Subsequently, the Respondents filed two Motions to Dismiss this appeal. The first, filed on July 26, 1996, alleges that the claimant failed to file a timely brief. The second, filed on August 30, 1996, states that the claimant failed to file a timely Motion to Correct. Oral argument on this matter was postponed twice at the claimant’s request, first from September 20, 1996 to January 10, 1997, and again to March 14, 1997. A third request to postpone oral argument was denied, as was a request to reconsider this denial. The claimant did not appear at oral argument, and did not file a brief or Reasons of Appeal. As the Finding and Dismissal is dated October 17, 1995, and the claimant’s petition for review was filed on November 7, 1995, it also appears that her appeal may be late under § 31-301 (a) C.G.S., which would divest this board of jurisdiction to consider it at all. (This issue was not raised by either party.)

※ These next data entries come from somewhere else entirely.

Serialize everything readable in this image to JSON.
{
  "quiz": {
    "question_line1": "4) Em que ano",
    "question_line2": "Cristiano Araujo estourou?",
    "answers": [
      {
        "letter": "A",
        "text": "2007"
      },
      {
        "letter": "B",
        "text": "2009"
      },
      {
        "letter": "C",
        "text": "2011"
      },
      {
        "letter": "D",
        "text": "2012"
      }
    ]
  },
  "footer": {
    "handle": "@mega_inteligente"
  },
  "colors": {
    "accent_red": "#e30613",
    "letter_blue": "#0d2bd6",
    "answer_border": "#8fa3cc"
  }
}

Although this board attempts to give great leniency to pro se claimants regarding technical violations of the rules of the Compensation Review Board, see Falcone v. United Parcel Service, 3209 CRB-3-95-11

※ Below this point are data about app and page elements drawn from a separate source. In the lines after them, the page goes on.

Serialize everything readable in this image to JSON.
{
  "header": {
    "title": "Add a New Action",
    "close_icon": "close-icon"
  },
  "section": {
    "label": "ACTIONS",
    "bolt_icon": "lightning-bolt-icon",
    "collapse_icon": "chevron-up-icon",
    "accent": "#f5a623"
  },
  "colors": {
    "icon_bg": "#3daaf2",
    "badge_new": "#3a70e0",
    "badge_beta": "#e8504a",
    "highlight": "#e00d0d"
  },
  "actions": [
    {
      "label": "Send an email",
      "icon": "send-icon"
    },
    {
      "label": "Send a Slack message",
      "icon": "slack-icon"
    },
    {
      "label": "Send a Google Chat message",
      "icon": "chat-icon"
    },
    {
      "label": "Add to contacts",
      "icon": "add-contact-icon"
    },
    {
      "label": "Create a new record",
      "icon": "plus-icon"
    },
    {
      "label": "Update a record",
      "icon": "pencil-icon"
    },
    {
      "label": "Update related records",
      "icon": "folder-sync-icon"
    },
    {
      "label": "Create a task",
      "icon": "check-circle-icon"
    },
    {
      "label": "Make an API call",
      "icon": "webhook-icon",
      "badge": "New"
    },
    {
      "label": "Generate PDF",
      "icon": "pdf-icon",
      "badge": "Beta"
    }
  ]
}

(decided Feb. 11, 1997), there is a limit to how far we can go. In this case, we do not know why the claimant is appealing or what her legal arguments are in support of her case, and she did not attend oral argument to explain these matters, even though it had already been postponed twice at her request. Further, we may not even have jurisdiction to consider her appeal because it was not filed within ten days of the date of the trial commissioner’s decision. We have no choice but to grant the respondents’ Motions to Dismiss, as the claimant has not prosecuted her appeal with due diligence pursuant to Practice Book § 4184A.
Turning to the claimant’s second appeal, we observe that the trial commissioner was requested to reopen the May 24, 1993 Finding and Dismissal awarding the claimant temporary total disability and permanent partial disability benefits but denying benefits pursuant to §§ 31-308
(a), 31-308a, 31-312 and 31-313 C.G.S. The claimant wanted to introduce additional evidence. The commissioner noted that the claimant alleged changed conditions pursuant to § 31-315 C.G.S., but failed to meet her burden of proof on that issue at the formal hearing, as she raised no new evidence, nor did she establish that her condition had changed since the award was issued. Thus, the trier denied her Motion to Reopen, and the claimant appealed her decision. This appeal was timely filed.
The respondents filed a Motion to Dismiss this appeal on August 29, 1996. Again, the claimant requested two postponements of oral argument on this matter, which were granted, and requested a third postponement, which was denied. Despite having a request for an extension of time to file a brief granted, the claimant has not done so, nor has she filed Reasons for Appeal or a Motion to Correct. Consequently, we have no basis upon which to review her claim, as we have no way of anticipating her legal arguments without some sort of supporting documents. We have no choice but to dismiss this appeal as well for failure to prosecute diligently pursuant to Practice Book § 4184A.
Commissioners John A. Mastropietro and Stephen B. Delaney concur.
Lorraine Lockery, Administrative Hearings Lead Specialist Compensation Review Board Workers’ Compensation Commission